The bill raked up a lot of controversy with the opposition parties of Sikkim raising the ante. The parties dubbing the bill a "black bill" united gave a call for the boycott of Independence Day celebrations as symbolic protest. Effigies of Chamling were burnt and protest rallies taken out.

A memorandum was also sent by the opposition parties and some social organizations of Sikkim to the President of India on August 15, requesting the President to look into this and intervene at the earliest and ascertain whether "these sort of legislations should be allowed in the world's largest democracy, and to also save the State of Sikkim from being pushed into an era of anarchy and feudalism."

Copies of the memorandum have been sent to the Prime Minister, law minister and home minister, government of India.

"Your Excellency, the opposition in Sikkim feels such a bill not only aims to crush the opposition, but also goes against the fundamental rights for citizens as enshrined in the Constitution of India, and has decided to protest and oppose this "black bill" in the strongest terms possible. Such protests are especially important as all 32 seats in the Sikkim Assembly are populated with MLA’s from the ruling party, and we fear the proposed bill shall be passed as it is" stated the memorandum.

Reacting to the sudden withdrawal of the bill, Biraj Adhikari, Opposition leader remarked "I do not have faith in this sudden withdrawal assurance until it is translated into action in the Assembly."

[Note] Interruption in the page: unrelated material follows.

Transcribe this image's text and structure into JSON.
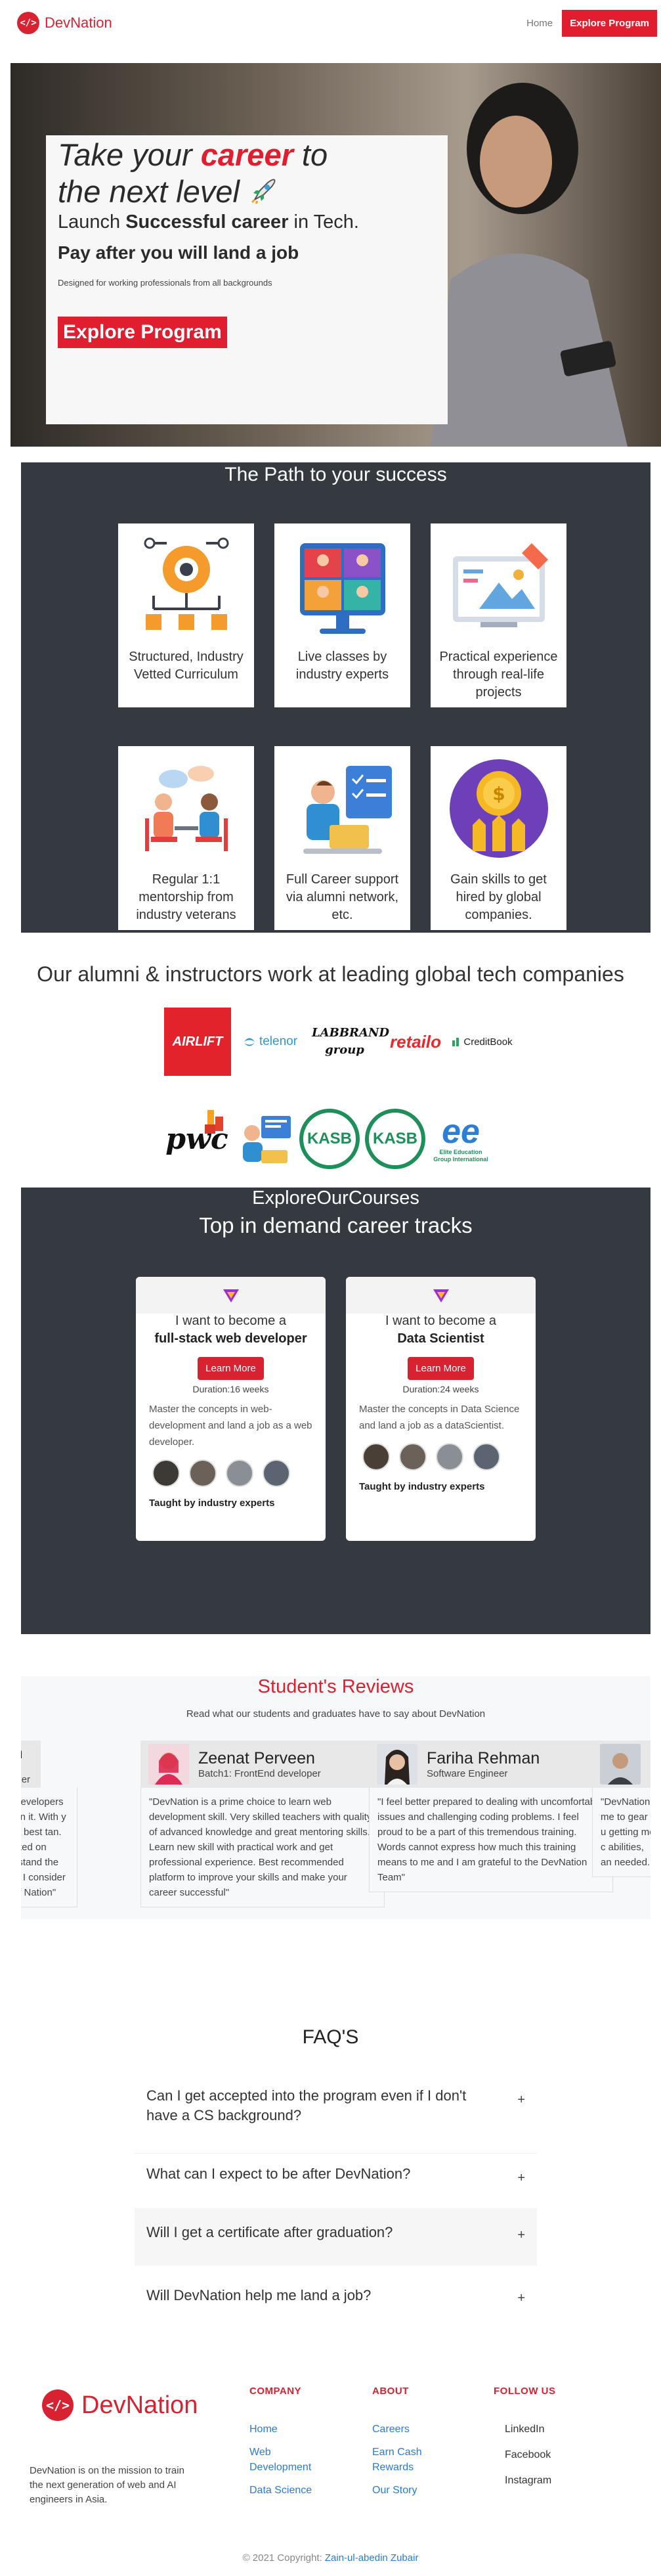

Political observers feel that the government could withdraw and cite the reasons for withdrawal on August 26, the earlier stipulated date to discuss and pass the bill.